# TASK DETAILS
The response must contain every line below in which "true" appears.

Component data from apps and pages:
○ ○ ○ ○ ○
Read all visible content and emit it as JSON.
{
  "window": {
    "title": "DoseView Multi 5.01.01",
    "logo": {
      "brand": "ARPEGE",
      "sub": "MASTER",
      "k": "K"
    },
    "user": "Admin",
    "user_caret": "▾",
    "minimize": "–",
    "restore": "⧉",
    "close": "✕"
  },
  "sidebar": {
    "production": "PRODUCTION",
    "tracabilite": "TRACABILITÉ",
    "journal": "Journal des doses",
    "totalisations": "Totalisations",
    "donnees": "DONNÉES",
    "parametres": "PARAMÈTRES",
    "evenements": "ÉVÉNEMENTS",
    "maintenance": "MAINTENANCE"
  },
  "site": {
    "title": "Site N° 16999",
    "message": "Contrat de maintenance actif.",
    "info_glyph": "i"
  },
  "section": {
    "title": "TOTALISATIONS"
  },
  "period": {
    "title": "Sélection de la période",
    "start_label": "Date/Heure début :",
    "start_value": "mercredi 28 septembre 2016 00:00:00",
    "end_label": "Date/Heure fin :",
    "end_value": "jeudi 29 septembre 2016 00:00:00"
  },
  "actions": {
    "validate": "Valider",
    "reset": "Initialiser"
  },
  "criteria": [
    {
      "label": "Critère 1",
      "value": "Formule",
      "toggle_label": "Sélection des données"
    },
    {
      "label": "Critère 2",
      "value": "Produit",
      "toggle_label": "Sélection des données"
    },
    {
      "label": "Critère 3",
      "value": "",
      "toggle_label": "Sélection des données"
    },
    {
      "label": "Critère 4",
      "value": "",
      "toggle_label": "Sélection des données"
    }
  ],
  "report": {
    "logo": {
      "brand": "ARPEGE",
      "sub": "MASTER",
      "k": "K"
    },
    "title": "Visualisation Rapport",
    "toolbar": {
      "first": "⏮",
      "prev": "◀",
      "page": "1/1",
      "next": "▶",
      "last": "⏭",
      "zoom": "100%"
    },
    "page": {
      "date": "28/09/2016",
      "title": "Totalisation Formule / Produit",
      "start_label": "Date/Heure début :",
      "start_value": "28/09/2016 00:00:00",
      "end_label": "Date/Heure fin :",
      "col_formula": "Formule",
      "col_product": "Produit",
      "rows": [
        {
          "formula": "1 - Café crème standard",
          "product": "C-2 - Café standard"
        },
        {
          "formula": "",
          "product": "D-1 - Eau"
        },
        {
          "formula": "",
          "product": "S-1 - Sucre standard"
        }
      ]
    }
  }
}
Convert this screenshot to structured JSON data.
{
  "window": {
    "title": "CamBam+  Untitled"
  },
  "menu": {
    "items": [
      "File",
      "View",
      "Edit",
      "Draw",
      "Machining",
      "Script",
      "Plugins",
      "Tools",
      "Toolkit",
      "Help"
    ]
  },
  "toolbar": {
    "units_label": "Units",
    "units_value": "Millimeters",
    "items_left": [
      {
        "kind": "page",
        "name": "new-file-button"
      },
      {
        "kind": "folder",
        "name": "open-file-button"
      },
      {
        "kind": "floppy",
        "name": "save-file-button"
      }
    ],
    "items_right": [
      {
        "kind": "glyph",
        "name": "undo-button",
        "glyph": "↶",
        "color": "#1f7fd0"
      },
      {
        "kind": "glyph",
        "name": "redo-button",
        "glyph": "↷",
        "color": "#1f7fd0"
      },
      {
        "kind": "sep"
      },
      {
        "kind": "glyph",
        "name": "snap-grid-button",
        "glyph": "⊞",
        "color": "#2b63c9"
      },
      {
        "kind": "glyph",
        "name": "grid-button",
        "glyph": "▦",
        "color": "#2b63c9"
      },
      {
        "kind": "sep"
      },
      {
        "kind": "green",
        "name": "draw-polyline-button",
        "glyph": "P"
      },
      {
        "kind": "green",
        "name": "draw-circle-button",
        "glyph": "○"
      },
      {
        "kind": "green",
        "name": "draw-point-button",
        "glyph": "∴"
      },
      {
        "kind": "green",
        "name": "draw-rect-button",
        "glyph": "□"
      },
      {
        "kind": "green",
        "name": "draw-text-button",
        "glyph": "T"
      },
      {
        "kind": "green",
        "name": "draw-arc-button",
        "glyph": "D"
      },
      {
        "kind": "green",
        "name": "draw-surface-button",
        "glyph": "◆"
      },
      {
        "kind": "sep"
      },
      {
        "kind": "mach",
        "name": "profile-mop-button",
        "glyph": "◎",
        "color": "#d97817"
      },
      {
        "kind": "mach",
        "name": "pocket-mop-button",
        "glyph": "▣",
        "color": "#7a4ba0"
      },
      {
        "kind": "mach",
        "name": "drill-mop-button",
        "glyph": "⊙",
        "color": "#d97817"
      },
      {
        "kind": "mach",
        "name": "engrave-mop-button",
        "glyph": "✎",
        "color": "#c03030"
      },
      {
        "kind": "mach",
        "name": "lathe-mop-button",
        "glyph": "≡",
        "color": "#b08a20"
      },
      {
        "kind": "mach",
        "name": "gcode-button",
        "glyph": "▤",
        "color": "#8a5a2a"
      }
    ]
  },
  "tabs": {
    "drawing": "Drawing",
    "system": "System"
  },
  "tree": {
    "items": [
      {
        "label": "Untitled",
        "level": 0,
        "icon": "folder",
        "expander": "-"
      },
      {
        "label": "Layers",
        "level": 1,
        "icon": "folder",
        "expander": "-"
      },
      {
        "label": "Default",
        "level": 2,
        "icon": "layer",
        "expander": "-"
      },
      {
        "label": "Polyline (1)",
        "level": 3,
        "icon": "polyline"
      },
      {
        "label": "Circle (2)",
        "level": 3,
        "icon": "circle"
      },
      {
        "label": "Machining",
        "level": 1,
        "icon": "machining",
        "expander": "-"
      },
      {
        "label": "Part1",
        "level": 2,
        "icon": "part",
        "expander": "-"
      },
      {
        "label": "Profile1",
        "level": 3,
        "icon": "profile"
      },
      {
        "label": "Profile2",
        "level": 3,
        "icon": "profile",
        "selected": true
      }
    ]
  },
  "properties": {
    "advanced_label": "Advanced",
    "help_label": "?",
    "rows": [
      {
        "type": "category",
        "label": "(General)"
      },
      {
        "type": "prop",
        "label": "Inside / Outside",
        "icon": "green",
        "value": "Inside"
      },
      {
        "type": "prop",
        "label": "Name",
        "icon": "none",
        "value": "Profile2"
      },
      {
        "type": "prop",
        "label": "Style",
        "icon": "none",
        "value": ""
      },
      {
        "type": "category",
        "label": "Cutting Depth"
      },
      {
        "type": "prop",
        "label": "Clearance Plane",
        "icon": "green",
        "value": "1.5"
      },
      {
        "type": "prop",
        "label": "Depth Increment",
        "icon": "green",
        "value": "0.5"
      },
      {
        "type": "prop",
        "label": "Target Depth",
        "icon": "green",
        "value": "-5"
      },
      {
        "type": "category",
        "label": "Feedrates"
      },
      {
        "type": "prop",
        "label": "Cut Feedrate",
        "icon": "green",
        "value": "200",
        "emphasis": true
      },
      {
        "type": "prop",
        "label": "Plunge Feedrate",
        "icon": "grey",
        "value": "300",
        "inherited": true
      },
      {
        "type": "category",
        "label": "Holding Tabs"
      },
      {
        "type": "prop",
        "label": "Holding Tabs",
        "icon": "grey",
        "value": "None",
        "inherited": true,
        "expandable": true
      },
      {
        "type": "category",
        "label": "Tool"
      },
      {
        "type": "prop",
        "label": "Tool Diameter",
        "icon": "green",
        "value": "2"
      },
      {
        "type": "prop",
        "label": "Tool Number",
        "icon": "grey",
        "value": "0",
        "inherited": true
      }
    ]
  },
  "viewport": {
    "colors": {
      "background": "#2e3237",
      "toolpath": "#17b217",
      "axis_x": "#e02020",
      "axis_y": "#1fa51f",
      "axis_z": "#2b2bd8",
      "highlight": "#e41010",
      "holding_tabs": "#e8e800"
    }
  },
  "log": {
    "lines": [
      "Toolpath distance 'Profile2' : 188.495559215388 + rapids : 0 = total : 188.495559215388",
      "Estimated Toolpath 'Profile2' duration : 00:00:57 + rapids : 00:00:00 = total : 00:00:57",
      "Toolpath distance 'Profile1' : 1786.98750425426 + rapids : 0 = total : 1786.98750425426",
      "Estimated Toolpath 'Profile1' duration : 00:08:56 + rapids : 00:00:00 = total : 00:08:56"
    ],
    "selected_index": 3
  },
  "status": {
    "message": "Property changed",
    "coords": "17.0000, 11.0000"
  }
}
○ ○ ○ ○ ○
# RESPONSE
        "selected": true
        "emphasis": true
        "inherited": true
        "inherited": true,
        "expandable": true
        "inherited": true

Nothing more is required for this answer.